Details of the intervention
Researchers partnered with Thomson-Reuters to evaluate the effect of RML information services on farmers’ crop prices, cultivation practices, and crop losses.
The study focused on five types of crops grown in the central region of Maharashtra: tomatoes, pomegranates, onions, wheat, and soybeans. For each of the five crops, researchers selected one district where the crop was widely grown by small farmers for sale. They selected a total of 100 villages–20 in each of the five districts–located in areas not previously targeted by RML marketing campaigns. Ten farmers were then chosen from each village for surveying, yielding a total sample of 1,000 farmers.
Researchers randomly divided farmers into the three following groups:
- Ten farmers group: In the first group, all ten farmers in a selected village were offered the RML service free of charge for one year.
- Three farmers group: In the second group, three farmers were randomly selected among the village sample and were offered free RML services for one year. By assigning a smaller number of farmers to receive the intervention, researchers aimed to assess the extent to which farmers communicate with one another by analyzing whether other farmers in the village also benefited from the RML service.
- No farmers group: In the comparison villages, no farmers were offered RML and no marketing was done by Thomson-Reuters.
Results and policy lessons
Counter to the hypothesis that agricultural information generates economic benefits for farmers, researchers found no effect of RML on prices, crop losses, or cultivation practices. However, the intervention did influence the places where farmers decided to sell their output.
Researchers observed limited adherence to the RML service: Only 59 percent of farmers offered the RML service reported actually subscribing and completing the necessary activation sequence on their phones. When asked why they did not use the service, some farmers indicated that they believed they would be charged for service later on. Others noted they were unable to use it due to changes in phone number or migration—for example, a household member leaving the farm and taking the phone number with them.
Farmers who subscribed were more likely to use the RML service as a source of information: Farmers who subscribed to the service were 39-46 percent more likely to reference RML as a source of information on crop prices, weather prediction, and input use. Researchers found users reported an increase in their likelihood of grading or sorting their crops, suggesting farmers leveraged information transmitted via SMS messages.
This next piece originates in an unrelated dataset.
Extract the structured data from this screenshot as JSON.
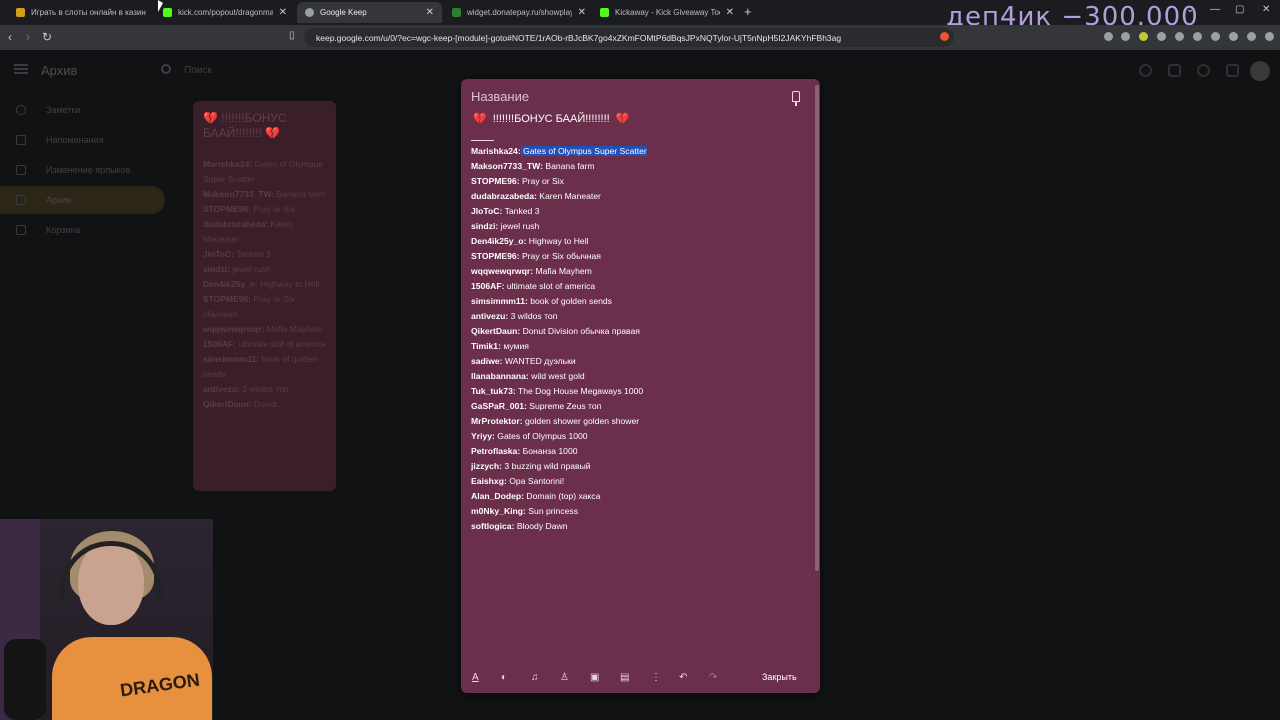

Farmers in the three farmers groups were also 6 percent more likely to share the information with others.
Receiving information did not affect farmers’ economic outcomes overall: Access to RML information had no effect on the crop prices farmers received. Counter to the researchers’ initial hypothesis, providing farmers with information did not enable them to negotiate better prices with traders. This might have happened because farmers sold their crops almost exclusively to a wholesale agricultural market nearby, limiting opportunities for negotiation and spatial arbitrage. In addition, it did not decrease the likelihood of crop losses resulting from rainstorms or induce farmers to change crop varieties or cultivation practices. However, different effects were found for young farmers: those who subscribed to the RML service received a price about 6 percent higher on average suggesting that less experienced farmers gained something from RML.
Information had an effect on where farmers sell their crops: Researchers found evidence that farmers who used the RML service were more likely to sell at more a distant wholesale market or mandi (markets where prices are regulated by the state). This suggests that RML helped some farmers realize they could obtain higher prices for their crops by traveling to more distant markets, rather than by selling at a closer market or on their own farm.
Based on the evidence provided by this evaluation, the World Bank decided not to launch a large-scale project extending phone-based price information to all extension agents in India.